How to Manage Capacity in Virtualized Environments - Page 4

New requirements and challenges in virtual environments

Although capacity management can be fundamentally improved with virtualization, there are new challenges, risks and opportunities in managing capacity in a virtual environment. The impact of any demand fluctuation in a shared environment is felt far and wide, by all business units and applications in that cluster, for example. Poorly managed capacity can cause a huge ripple effect.

Five examples of new requirements and challenges in a virtual environment include:

1. Virtualization introduces new considerations such as VM mobility and automated restart or failover, which have important capacity implications.

2. Capacity fragmentation and over-allocation, if not managed, can grow into significant waste across thousands of VMs, hosts and storage.

3. Resource bottlenecks need to be identified at the granular level, and can be made worse by adding more of a given resource such as CPU or storage when you don't need it.

4. Over-allocated VMs represent wasted capacity, which can be identified and reclaimed.

5. Poor VM placement can decrease utilization and cause resource contention.

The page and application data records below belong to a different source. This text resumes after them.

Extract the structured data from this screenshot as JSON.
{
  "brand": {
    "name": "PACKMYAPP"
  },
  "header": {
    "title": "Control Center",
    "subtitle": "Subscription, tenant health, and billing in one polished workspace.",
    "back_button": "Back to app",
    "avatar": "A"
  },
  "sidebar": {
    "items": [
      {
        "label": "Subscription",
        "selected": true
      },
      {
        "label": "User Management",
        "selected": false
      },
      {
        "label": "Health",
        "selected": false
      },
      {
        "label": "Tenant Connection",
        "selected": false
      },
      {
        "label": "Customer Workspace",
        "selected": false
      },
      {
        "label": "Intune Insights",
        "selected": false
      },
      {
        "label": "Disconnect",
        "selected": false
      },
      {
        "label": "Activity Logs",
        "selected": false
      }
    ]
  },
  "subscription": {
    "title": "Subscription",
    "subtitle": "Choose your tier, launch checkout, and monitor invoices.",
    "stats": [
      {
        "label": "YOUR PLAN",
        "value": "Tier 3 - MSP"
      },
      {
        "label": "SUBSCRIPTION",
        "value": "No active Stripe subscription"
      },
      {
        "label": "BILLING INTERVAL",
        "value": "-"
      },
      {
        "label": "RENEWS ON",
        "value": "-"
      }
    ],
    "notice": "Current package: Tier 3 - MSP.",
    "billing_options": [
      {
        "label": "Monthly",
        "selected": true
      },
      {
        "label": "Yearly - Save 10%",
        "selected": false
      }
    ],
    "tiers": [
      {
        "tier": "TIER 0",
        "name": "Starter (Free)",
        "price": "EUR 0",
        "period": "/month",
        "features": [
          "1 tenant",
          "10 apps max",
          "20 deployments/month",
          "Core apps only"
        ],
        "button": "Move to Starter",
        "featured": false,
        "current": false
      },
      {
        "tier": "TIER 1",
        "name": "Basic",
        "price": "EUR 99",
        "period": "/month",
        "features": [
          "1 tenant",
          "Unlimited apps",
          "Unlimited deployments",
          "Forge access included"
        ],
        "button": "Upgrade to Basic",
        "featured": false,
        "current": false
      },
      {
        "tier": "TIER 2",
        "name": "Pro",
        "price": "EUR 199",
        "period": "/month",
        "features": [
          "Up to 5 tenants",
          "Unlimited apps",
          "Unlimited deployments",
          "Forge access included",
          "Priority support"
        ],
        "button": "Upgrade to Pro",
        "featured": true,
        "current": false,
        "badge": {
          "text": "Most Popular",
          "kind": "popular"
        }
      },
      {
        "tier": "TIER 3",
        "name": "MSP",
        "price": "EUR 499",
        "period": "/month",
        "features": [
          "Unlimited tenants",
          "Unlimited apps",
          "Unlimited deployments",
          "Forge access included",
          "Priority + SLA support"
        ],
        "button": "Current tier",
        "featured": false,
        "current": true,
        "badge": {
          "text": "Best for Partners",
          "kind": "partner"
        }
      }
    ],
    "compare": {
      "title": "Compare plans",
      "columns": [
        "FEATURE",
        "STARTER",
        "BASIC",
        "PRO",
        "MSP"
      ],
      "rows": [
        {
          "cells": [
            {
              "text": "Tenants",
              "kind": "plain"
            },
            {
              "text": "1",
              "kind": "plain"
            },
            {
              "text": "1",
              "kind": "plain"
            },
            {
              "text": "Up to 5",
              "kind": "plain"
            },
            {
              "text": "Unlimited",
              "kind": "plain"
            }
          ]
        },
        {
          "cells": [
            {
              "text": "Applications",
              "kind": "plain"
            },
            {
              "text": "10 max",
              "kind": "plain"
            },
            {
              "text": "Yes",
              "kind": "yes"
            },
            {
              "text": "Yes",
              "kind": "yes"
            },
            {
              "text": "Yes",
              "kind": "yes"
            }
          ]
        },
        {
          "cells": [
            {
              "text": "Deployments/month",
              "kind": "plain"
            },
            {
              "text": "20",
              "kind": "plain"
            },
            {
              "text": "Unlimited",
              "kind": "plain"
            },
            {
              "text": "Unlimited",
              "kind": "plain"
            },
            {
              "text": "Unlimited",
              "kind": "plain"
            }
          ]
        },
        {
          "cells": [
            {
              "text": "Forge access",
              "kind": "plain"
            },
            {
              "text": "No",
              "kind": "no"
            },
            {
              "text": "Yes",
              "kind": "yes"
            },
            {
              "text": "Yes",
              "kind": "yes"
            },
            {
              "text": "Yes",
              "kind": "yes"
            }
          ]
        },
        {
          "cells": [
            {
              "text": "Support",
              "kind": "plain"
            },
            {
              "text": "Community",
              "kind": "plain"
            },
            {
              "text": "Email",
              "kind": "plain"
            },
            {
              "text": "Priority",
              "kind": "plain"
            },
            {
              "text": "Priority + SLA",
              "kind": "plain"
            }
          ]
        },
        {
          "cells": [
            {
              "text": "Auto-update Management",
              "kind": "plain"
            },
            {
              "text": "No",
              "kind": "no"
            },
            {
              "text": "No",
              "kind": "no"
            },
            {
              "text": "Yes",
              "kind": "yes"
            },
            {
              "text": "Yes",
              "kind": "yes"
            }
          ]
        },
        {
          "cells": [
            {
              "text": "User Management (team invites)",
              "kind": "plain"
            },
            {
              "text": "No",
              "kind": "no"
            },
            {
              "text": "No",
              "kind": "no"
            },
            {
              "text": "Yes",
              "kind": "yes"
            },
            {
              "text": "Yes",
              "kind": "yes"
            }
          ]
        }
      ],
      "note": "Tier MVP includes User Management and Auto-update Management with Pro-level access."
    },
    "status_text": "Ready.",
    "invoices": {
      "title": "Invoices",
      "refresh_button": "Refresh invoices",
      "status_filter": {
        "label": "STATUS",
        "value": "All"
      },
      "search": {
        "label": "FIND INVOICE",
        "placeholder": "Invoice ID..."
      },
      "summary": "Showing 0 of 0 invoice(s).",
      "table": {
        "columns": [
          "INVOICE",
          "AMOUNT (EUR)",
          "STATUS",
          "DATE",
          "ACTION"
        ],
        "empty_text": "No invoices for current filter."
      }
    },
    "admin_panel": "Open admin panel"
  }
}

Given this new world of virtualization and the increasing importance of effective capacity management, it is critical that IT organizations have a clear strategy in this area.